### Raw data

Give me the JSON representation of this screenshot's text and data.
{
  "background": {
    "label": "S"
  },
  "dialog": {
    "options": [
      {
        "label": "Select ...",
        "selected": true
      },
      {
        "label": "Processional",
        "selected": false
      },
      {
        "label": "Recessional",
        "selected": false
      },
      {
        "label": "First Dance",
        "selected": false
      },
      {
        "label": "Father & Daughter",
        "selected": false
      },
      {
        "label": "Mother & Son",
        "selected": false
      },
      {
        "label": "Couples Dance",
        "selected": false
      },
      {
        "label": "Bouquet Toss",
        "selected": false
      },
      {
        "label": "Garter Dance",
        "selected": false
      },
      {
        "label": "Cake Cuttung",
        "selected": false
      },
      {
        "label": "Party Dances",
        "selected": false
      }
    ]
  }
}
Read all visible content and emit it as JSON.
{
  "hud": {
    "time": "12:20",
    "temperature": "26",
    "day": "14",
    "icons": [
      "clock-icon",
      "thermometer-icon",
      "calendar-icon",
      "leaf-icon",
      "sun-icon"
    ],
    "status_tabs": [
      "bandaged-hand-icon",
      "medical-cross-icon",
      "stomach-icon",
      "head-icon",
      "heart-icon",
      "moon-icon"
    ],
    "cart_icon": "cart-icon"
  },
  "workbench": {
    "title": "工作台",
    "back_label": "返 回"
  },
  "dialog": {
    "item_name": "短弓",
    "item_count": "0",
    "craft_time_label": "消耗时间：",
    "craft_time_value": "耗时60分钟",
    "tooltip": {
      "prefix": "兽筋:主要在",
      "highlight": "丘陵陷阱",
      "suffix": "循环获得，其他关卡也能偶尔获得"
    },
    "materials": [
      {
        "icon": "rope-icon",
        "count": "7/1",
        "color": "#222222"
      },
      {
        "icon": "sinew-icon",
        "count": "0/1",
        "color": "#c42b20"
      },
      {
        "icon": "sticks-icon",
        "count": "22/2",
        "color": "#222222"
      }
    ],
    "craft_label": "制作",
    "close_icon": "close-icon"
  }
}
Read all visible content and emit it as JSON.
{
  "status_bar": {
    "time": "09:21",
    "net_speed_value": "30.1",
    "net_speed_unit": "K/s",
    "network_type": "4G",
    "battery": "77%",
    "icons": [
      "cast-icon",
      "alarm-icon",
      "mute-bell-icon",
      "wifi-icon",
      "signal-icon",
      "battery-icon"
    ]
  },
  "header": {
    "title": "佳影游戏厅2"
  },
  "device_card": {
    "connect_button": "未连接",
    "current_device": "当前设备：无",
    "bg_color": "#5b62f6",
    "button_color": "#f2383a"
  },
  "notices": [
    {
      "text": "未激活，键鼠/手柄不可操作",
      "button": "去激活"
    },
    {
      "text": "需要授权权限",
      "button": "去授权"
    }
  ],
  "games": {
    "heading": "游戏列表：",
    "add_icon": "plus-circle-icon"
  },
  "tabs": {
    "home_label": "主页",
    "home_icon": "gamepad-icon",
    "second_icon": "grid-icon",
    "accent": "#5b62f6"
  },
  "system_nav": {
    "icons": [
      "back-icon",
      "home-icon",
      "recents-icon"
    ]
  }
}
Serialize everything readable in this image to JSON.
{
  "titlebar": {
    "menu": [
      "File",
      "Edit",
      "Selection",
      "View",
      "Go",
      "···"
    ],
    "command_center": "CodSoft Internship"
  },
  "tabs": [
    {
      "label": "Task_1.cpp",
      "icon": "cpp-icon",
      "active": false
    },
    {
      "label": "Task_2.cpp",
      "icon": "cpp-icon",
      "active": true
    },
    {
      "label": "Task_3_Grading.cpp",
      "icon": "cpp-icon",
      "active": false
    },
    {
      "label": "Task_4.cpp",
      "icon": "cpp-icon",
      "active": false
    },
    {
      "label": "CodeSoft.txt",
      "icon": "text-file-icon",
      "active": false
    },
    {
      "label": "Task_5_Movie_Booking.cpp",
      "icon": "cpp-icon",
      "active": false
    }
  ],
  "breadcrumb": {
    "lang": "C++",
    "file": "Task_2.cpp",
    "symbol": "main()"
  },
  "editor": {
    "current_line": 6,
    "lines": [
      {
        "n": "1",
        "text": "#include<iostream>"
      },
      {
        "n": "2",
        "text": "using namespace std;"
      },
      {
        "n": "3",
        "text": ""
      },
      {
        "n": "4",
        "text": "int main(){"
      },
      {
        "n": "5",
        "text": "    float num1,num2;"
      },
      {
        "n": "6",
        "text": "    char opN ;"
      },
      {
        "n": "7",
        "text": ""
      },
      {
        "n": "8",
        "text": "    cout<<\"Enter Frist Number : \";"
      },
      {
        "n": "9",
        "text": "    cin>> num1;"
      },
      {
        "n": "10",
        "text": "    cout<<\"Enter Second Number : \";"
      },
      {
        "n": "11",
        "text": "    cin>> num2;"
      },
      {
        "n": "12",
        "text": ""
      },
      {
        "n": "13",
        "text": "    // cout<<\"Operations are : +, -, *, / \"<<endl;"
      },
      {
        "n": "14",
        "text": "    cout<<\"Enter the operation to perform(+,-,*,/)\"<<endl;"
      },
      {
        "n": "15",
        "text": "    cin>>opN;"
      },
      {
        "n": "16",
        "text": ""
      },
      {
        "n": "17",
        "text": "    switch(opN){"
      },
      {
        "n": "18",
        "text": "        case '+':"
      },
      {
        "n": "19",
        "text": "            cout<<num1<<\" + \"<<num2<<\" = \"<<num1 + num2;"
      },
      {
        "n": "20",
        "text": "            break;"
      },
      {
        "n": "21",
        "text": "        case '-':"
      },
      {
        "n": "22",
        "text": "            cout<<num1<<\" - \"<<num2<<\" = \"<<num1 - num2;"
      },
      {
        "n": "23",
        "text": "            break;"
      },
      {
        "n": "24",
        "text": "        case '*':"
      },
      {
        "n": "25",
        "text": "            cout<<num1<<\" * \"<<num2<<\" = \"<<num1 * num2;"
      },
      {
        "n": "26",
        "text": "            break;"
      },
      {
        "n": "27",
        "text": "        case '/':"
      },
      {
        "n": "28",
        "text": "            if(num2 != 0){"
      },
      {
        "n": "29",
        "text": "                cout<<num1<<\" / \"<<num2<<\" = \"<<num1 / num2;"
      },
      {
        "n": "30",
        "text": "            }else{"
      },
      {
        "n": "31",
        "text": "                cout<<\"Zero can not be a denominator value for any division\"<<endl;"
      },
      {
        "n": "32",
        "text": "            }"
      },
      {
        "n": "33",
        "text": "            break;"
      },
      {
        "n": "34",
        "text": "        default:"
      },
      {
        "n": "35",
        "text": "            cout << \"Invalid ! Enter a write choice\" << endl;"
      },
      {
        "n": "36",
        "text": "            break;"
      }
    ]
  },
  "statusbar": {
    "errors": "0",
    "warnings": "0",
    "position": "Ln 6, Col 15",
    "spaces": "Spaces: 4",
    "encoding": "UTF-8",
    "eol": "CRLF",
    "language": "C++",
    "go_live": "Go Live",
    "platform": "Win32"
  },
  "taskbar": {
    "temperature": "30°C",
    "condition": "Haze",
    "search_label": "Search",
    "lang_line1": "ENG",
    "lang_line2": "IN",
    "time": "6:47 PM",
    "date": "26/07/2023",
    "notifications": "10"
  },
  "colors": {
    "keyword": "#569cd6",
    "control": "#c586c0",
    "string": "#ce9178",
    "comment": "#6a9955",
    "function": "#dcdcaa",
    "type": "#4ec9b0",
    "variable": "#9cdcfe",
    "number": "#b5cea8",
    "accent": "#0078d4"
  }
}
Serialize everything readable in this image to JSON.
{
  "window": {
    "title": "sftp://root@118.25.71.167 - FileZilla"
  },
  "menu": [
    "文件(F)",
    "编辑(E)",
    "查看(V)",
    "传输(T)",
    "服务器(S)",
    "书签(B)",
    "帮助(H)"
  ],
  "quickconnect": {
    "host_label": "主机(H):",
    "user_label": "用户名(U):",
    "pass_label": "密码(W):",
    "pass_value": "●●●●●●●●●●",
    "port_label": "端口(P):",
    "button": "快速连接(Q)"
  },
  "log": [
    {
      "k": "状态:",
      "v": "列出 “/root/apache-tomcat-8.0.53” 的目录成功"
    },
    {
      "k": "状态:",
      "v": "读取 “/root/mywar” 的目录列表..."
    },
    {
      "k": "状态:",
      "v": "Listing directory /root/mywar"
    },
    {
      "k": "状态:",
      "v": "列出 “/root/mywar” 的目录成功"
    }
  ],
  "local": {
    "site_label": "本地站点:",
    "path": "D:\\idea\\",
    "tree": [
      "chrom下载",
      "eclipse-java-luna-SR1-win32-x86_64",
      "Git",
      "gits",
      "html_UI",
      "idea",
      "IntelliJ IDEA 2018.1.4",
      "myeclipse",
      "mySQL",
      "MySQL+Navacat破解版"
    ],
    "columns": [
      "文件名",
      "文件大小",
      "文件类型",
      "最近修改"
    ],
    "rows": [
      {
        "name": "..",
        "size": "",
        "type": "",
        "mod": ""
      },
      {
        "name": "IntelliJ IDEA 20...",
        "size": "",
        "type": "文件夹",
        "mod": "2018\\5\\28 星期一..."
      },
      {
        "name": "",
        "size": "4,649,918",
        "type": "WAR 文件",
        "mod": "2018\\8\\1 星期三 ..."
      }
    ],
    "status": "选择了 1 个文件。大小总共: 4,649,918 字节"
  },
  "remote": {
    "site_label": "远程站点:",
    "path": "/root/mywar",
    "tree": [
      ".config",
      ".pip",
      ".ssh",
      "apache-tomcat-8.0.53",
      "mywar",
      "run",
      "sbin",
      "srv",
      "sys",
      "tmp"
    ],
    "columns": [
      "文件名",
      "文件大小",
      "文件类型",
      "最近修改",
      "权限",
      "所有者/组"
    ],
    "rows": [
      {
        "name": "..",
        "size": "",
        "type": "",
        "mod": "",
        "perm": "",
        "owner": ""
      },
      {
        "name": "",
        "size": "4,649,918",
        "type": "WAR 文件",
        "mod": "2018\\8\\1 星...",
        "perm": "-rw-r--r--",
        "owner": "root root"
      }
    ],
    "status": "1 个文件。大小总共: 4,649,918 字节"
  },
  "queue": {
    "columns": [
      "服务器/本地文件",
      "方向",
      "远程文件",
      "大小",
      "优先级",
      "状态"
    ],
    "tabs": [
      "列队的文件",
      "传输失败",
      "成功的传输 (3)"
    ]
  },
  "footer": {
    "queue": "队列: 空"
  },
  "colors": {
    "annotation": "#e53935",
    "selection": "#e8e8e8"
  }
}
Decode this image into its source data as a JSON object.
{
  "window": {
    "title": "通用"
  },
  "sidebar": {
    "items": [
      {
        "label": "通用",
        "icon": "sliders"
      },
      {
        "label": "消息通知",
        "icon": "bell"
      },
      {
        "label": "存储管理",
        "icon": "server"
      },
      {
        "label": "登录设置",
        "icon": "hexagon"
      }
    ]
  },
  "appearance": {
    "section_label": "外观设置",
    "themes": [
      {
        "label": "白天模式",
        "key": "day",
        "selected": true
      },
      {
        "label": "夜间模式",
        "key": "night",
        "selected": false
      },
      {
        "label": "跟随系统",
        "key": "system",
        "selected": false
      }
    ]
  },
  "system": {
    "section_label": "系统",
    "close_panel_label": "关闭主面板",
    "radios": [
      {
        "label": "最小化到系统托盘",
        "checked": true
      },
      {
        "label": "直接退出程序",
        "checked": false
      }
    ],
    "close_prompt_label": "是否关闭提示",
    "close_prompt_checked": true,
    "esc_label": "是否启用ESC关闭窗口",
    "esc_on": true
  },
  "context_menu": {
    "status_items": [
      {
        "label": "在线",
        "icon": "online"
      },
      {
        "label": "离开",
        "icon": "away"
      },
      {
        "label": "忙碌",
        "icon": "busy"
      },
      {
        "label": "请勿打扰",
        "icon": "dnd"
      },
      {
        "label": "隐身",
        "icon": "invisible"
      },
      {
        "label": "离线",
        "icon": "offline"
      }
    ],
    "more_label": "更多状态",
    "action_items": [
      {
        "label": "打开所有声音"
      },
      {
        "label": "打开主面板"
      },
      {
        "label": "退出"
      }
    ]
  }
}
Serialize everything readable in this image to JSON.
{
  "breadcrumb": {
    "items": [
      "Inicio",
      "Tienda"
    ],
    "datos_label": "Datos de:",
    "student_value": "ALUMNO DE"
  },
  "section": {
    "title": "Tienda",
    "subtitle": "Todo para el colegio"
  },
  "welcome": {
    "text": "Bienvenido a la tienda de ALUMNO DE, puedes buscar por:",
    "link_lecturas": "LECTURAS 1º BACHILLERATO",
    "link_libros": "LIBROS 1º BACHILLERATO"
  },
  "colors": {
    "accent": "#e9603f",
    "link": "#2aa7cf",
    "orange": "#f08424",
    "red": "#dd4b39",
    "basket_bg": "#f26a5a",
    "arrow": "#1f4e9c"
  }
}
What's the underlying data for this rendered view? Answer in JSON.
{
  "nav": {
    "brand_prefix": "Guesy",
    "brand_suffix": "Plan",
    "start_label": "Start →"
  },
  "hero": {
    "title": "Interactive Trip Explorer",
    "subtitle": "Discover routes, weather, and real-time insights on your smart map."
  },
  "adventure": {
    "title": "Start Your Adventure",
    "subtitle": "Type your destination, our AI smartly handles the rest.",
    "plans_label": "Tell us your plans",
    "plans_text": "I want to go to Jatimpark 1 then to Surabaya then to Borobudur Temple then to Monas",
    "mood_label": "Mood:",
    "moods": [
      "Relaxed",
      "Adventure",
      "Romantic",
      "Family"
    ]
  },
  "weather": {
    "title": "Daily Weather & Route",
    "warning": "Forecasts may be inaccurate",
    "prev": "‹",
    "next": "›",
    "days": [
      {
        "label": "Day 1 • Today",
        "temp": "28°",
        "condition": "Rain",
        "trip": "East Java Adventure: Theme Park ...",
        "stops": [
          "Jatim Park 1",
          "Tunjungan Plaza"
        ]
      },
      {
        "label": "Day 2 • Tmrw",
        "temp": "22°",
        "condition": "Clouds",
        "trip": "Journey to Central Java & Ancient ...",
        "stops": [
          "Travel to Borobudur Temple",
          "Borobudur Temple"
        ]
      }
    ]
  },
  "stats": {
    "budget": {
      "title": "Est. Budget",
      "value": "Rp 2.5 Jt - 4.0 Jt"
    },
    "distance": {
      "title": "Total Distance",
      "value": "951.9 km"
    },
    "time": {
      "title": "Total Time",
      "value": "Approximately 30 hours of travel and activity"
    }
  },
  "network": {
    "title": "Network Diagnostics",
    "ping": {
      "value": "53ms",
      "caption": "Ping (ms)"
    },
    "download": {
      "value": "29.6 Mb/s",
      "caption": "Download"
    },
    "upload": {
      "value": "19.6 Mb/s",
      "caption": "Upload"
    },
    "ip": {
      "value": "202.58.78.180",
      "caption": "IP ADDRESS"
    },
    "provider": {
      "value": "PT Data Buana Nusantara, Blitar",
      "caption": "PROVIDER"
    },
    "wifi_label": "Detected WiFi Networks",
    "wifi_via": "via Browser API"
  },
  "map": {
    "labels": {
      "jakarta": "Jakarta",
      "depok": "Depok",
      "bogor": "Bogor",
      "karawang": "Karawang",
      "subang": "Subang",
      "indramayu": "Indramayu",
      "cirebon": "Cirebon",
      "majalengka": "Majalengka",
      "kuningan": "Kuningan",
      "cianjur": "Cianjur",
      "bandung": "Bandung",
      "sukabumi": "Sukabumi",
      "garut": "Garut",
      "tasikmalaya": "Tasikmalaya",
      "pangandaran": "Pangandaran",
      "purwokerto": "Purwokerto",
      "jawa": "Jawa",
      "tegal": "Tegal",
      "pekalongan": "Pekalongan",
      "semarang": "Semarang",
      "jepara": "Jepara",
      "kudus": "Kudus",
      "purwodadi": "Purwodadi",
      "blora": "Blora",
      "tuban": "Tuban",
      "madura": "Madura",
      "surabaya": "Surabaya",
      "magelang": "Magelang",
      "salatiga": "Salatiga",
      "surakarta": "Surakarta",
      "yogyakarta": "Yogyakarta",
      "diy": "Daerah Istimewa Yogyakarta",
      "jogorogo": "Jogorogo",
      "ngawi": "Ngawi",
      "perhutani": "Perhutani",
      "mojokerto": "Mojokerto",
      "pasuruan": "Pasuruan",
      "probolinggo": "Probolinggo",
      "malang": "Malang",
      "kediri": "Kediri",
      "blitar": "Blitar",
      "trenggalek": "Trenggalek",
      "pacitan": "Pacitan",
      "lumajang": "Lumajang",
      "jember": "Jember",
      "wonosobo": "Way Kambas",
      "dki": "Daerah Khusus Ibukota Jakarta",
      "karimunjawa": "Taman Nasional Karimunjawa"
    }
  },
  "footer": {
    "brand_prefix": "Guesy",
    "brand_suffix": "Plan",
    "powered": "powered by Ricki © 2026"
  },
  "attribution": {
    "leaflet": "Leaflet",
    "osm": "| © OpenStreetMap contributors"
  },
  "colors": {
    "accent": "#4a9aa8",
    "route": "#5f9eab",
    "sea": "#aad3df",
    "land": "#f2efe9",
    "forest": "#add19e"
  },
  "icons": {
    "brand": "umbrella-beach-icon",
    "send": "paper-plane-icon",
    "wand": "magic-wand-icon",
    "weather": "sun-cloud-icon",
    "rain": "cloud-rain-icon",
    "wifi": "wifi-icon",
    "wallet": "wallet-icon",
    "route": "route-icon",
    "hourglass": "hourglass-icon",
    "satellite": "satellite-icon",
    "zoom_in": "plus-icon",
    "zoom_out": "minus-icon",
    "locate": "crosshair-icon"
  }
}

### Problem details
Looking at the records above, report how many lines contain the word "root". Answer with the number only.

### Written solution
7